ALCOHOL marketing needs to change, according to the Foundation for Alcohol Research and Education (FARE) CEO, Caterina Giorgi, who says alcohol companies tell people to drink when they’ve had a good day, a bad day, when they’re celebrating, anxious, stressed.
“It shouldn’t be allowed,” says Caterina, who is also concerned about how easily accessible alcohol has become.
“Retailers are pushing alcohol into homes at all hours, with delivery as soon as 30 minutes.
“These practices are contributing to riskier alcohol use, and commonsense measures such as introducing a two-hour delay between online orders and delivery, are needed to prevent harm.”
According to FARE’s “Annual Alcohol Poll 2020: Behaviours and Attitudes” 67 per cent of Australians who drink alcohol had the largest quantity on one occasion in the past 12 months in the home, which is also where the majority – 73 per cent – drink most frequently.
These statistics reflect pre-covid lockdowns, and Caterina, who started in the role as CEO in March, wants to see these attitudes around risky drinking changed.
Before FARE, Caterina worked in a range of roles across the government and not-for-profit sector, which included the Department of Veterans’ Affairs, ACTCOSS, as a policy and development officer, FARE, as the director of research, and before rejoining FARE as its chief, she founded For Purpose, an organisation that works with not-for-profits to support their strategic, advocacy and communications capacity.
During her time in the not-for-profit sector and working with not-for-profits, Caterina, who holds a bachelor in population health, saw the effect alcohol has on communities, families and individuals.
“A lot of social and health problems that we talk about are amplified at the moment by alcohol,” says Caterina.
“If we can address alcohol harm, it can make a huge difference to a number of things.”
She says risky drinking contributes to so many things such as injury, family violence, ability to hold down a job, mental health issues, liver conditions, cancers and a range of chronic diseases.
But, she says it’s an issue that can be changed, which, backed with an interest in social change, social justice and politics, is why Caterina was driven towards working in the not-for-profit sector.

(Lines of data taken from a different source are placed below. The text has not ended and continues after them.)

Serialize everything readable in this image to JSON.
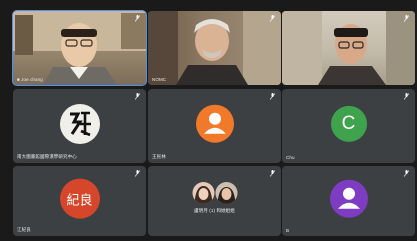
{
  "meeting": {
    "tiles": [
      {
        "name": "chang",
        "label_prefix": "■ Joe chang"
      },
      {
        "name": "NOMC"
      },
      {
        "name": ""
      },
      {
        "name": "南大圖書館國際漢學研究中心"
      },
      {
        "name": "王民林"
      },
      {
        "name": "Chu",
        "avatar_letter": "C"
      },
      {
        "name": "江紀良",
        "avatar_text": "紀良"
      },
      {
        "name": "盧明月 (1) 和她姐姐"
      },
      {
        "name": "B"
      }
    ]
  },
  "colors": {
    "background": "#1a1a1a",
    "tile": "#3c4043",
    "active_speaker_border": "#4f8ff0",
    "avatar_orange": "#f07a2a",
    "avatar_green": "#3fa34d",
    "avatar_red": "#d6462a",
    "avatar_purple": "#7e3cc2"
  }
}
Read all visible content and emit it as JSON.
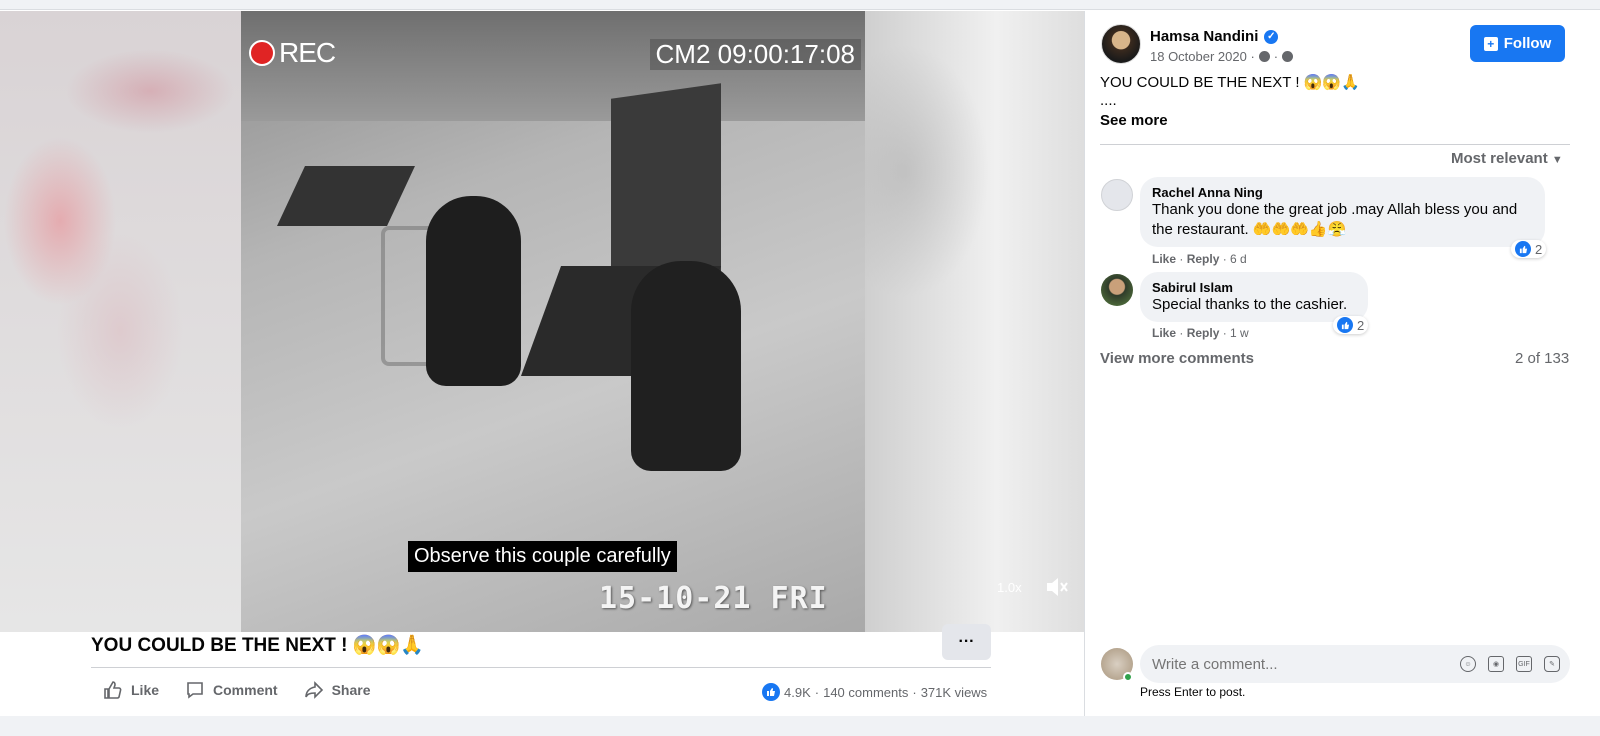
{
  "video": {
    "rec_label": "REC",
    "camera_stamp": "CM2 09:00:17:08",
    "subtitle": "Observe this couple carefully",
    "date_stamp": "15-10-21 FRI",
    "speed": "1.0x",
    "mute_icon": "speaker-muted-icon"
  },
  "post": {
    "title": "YOU COULD BE THE NEXT ! 😱😱🙏",
    "more_label": "···",
    "actions": {
      "like": "Like",
      "comment": "Comment",
      "share": "Share"
    },
    "stats": {
      "reactions": "4.9K",
      "comments": "140 comments",
      "views": "371K views"
    }
  },
  "panel": {
    "author": "Hamsa Nandini",
    "date": "18 October 2020 ·",
    "follow_label": "Follow",
    "caption": "YOU COULD BE THE NEXT ! 😱😱🙏",
    "dots": "....",
    "see_more": "See more",
    "sort": "Most relevant",
    "comments": [
      {
        "name": "Rachel Anna Ning",
        "text": "Thank you done the great job .may Allah bless you and the restaurant. 🤲🤲🤲👍😤",
        "like": "Like",
        "reply": "Reply",
        "age": "6 d",
        "reactions": "2"
      },
      {
        "name": "Sabirul Islam",
        "text": "Special thanks to the cashier.",
        "like": "Like",
        "reply": "Reply",
        "age": "1 w",
        "reactions": "2"
      }
    ],
    "view_more": "View more comments",
    "count": "2 of 133",
    "input_placeholder": "Write a comment...",
    "hint": "Press Enter to post."
  },
  "colors": {
    "accent": "#1877f2",
    "muted": "#65676b",
    "bubble": "#f0f2f5"
  }
}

“There are lots of different places where people can make change,” she says.
“I thought the not-for-profit sector creates a great environment to trial programs and approaches and look at huge social issues.
“I found this community of amazing humans who are doing all they can to make sure people are healthy, they’re safe and they’re connected to the community.”
The really important thing, Caterina says, is that no one wakes up one day and says: “I’m going to have a problem with alcohol.”
“There’s a range of concerning facilitators that contribute to alcohol use and risky alcohol use,” she says.
Alcohol companies make a lot of money from risky drinking, says Caterina, pointing out that about 80 per cent of alcohol is sold to about 20 per cent of people.
“The consistent messaging out there about alcohol is coming from alcohol companies,” she says.
“It’s harmful. It’s everywhere. The availability and price of alcohol also contributes to increased drinking.
“We need to change the way we talk about alcohol. If people don’t drink, we sometimes point out that it’s odd or different but one in five people don’t drink alcohol, and for some people, drinking any alcohol at all can be problematic, so we shouldn’t assume that everyone is a drinker.”
FARE also wants to change the misconceptions around alcohol such as the information around drinking when pregnant or how much a person should be drinking a week.
New draft National Health and Medical Research Council (NHMRC) guidelines suggest drinking no more than four standard drinks on any one occasion, and no more than 10 across the week. For pregnant women, it recommends no alcohol at all and the same goes for children under 18.
Now, more than ever, Caterina says risky drinking is seen more in older generations and younger generations are drinking less.
“We’re seeing more risky drinking in older people than we’ve ever seen,” she says, predicting that could be because older people have more money and more time.
Young people are drinking less and Caterina says this could be because of the presence of social media, it could also be because young people socialise in different ways, or, she says, another theory is that young people just don’t want to do what their parents think is cool.
But for young people who are drinking, Caterina says there are concerns around alcohol delivery, with the Annual Alcohol Poll revealing that online alcohol retailers weren’t routinely checking ID, with 38 per cent of people saying their ID wasn’t checked and 25 per cent saying it was left unattended.
“Everyone selling alcohol should be required to check IDs because no one should be able to sell alcohol to children, which is illegal in pubs, clubs and bottle shops. But there’s a gaping hole in our laws around online alcohol sales where there is zero requirement for ID checks,” she says.
“This loophole needs to be closed to keep our children, families and communities safe.”
The “Annual Alcohol Poll 2020: Behaviours and Attitudes” is available via fare.org.au